## Problem to solve
Give back all of the data exactly, with every picture omitted.

## Supplied data
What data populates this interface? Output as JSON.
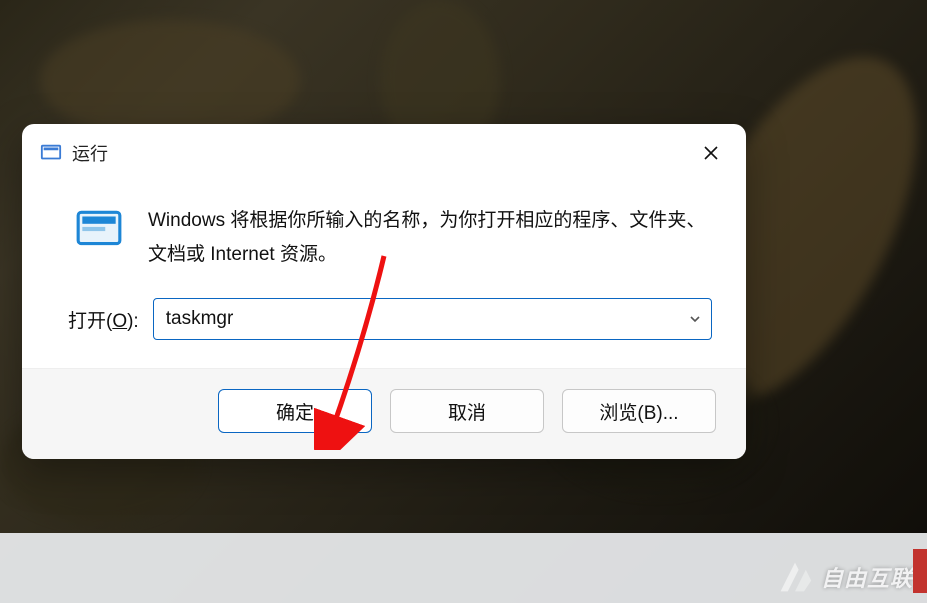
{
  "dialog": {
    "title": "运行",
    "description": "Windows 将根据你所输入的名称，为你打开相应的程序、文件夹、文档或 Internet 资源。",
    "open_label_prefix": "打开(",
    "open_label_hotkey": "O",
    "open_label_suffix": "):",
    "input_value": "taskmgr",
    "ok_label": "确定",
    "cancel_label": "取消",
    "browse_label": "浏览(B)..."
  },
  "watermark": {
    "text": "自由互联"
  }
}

## Answer space
What data populates this interface? Output as JSON.
{
  "dialog": {
    "title": "运行",
    "description": "Windows 将根据你所输入的名称，为你打开相应的程序、文件夹、文档或 Internet 资源。",
    "open_label_prefix": "打开(",
    "open_label_hotkey": "O",
    "open_label_suffix": "):",
    "input_value": "taskmgr",
    "ok_label": "确定",
    "cancel_label": "取消",
    "browse_label": "浏览(B)..."
  },
  "watermark": {
    "text": "自由互联"
  }
}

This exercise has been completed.